[Task details] Only the number is wanted: how many lines of these entries contain the word "smiling"?

[Stored data]
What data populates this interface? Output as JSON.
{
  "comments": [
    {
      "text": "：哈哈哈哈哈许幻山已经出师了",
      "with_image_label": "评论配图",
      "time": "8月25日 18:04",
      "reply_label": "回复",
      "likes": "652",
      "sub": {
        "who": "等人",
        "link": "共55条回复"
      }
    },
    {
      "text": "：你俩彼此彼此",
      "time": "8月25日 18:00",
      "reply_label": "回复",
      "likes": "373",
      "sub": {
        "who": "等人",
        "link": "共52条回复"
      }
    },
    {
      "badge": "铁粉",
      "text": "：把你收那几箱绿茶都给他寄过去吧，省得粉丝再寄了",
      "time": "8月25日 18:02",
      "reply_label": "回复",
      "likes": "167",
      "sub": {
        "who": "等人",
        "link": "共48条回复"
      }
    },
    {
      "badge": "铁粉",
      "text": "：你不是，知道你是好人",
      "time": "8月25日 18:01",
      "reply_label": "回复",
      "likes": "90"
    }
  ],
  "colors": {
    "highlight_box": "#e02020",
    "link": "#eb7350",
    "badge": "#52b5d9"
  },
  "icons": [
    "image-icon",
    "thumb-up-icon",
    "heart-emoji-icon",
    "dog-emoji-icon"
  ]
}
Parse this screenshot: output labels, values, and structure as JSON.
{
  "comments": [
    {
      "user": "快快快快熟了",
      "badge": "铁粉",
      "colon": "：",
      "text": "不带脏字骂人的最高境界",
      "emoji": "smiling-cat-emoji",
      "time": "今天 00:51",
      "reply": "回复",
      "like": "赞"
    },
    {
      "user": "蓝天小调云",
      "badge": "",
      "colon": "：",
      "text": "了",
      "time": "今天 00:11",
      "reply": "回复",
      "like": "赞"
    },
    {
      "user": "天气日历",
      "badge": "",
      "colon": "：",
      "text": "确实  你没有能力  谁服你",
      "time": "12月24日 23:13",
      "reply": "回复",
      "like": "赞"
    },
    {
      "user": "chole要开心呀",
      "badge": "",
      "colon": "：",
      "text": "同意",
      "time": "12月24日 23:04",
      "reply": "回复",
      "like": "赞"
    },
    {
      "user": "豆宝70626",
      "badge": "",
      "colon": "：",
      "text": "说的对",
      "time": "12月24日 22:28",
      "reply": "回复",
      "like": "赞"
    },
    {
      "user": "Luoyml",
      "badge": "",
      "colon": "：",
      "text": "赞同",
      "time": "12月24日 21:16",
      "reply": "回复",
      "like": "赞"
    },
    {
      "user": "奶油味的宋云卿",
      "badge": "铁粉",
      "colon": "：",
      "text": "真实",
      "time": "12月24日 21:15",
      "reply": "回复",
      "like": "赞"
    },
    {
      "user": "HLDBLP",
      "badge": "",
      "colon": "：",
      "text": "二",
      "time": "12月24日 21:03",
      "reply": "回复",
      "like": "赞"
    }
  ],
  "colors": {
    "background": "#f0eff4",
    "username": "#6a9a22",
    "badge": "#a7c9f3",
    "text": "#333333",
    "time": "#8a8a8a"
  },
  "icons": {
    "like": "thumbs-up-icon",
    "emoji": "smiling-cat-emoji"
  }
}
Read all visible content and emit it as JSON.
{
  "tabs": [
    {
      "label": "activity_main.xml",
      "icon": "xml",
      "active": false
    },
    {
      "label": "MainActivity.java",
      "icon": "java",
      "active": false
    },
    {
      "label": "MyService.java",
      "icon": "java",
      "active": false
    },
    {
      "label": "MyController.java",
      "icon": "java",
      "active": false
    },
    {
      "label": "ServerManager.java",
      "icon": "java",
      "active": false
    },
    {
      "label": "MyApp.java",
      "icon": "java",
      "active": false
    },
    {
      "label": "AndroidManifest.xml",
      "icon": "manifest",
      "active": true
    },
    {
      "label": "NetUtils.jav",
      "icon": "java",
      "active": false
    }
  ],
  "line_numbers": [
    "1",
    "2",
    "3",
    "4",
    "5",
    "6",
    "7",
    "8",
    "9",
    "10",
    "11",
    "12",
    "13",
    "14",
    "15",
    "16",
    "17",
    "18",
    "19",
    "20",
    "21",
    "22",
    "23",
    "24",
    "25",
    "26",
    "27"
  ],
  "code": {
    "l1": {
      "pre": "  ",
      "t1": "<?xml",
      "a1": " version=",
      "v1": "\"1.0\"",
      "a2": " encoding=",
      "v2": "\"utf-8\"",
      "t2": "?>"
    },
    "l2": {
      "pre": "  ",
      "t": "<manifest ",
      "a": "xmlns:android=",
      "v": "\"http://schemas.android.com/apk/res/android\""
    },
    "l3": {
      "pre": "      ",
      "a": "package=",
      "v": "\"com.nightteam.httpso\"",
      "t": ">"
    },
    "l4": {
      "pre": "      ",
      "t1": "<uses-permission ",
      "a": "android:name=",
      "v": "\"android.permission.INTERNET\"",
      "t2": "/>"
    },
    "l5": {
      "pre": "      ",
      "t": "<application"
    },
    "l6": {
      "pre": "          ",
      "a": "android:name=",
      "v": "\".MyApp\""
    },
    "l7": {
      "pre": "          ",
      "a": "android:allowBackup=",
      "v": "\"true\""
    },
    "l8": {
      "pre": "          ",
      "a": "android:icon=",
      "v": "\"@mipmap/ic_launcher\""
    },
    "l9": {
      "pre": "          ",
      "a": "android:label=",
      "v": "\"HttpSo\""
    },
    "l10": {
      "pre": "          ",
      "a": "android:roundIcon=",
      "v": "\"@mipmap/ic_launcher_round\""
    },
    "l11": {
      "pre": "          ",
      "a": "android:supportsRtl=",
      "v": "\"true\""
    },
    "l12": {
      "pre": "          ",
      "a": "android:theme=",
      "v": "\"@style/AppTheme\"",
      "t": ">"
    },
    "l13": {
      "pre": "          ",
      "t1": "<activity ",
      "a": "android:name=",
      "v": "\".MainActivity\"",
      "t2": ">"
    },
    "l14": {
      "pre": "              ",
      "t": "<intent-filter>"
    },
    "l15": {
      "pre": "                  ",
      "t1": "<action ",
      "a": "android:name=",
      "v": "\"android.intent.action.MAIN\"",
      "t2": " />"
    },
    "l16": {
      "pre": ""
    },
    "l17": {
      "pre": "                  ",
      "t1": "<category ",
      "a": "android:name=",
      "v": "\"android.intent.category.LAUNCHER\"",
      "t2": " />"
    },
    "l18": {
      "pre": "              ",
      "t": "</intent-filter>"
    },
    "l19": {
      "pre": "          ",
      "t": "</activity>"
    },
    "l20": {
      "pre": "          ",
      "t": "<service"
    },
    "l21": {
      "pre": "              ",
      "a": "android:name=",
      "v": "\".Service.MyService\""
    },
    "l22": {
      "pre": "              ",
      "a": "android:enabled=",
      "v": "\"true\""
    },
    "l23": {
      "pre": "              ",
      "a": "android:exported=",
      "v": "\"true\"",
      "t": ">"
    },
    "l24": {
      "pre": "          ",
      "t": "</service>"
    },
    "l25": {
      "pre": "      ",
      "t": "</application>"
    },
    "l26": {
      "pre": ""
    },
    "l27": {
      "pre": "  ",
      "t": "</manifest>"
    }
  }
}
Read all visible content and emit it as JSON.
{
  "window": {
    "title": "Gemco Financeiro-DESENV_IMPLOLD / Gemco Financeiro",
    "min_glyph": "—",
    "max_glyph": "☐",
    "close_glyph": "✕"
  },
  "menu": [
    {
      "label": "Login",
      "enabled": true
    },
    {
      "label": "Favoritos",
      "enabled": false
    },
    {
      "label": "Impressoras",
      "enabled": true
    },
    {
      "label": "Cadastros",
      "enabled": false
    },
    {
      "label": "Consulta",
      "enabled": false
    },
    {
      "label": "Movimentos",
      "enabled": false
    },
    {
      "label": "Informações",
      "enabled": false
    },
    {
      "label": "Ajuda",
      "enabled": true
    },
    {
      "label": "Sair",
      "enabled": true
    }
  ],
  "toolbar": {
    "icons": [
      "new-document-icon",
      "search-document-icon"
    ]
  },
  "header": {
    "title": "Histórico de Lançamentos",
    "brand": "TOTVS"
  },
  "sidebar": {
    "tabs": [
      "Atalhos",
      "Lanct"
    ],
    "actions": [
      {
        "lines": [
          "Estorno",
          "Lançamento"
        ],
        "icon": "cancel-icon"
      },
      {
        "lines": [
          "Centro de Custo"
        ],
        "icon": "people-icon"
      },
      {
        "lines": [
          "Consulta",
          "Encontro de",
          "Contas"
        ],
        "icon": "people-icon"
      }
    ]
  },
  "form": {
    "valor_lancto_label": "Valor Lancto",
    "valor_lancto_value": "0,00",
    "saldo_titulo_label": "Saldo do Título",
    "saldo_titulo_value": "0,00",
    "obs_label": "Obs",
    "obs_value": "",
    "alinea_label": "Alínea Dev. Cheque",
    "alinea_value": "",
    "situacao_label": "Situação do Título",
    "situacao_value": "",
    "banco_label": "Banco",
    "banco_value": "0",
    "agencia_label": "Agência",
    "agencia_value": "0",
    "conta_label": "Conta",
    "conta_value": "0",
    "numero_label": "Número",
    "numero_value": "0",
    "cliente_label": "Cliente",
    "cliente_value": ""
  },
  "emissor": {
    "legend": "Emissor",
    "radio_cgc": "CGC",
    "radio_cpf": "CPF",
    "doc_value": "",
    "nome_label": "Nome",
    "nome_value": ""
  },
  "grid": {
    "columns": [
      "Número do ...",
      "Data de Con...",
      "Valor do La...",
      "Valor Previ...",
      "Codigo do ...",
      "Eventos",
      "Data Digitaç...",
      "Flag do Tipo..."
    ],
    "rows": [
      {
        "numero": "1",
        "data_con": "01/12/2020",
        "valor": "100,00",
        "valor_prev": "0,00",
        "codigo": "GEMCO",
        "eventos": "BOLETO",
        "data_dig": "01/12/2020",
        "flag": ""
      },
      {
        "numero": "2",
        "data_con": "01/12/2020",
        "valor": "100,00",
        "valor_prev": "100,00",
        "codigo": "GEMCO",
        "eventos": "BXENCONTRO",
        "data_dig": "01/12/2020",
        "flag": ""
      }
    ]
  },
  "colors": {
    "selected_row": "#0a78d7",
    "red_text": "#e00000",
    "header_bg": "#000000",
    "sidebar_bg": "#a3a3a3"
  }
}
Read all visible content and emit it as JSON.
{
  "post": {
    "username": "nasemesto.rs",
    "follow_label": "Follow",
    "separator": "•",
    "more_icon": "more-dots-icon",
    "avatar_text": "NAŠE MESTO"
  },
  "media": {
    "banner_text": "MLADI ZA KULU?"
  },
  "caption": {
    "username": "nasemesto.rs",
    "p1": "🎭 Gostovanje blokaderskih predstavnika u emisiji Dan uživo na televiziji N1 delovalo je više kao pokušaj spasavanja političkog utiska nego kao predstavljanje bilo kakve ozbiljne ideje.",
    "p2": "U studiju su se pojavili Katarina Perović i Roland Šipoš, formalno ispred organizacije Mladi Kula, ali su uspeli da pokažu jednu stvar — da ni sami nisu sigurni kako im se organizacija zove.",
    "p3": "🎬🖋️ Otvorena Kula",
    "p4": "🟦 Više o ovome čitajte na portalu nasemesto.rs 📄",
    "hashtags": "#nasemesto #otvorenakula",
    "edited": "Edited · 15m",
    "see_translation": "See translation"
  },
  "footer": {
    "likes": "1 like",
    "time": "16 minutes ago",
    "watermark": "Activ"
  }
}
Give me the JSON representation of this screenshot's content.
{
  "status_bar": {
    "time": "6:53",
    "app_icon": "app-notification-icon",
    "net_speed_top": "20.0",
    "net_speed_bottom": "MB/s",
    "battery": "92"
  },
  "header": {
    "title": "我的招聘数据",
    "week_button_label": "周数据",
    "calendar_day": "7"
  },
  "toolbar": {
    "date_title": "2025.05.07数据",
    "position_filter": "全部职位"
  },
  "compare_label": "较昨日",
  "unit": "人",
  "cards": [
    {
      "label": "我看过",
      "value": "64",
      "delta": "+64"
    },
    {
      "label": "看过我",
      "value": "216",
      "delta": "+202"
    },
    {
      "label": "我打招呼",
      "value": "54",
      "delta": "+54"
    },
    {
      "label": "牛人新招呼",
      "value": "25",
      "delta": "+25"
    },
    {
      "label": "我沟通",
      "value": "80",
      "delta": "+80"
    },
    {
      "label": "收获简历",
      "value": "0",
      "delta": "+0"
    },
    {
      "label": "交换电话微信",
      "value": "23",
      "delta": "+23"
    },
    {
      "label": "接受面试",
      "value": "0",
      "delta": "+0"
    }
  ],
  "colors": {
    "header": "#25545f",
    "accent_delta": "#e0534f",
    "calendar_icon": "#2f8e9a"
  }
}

[Output] 2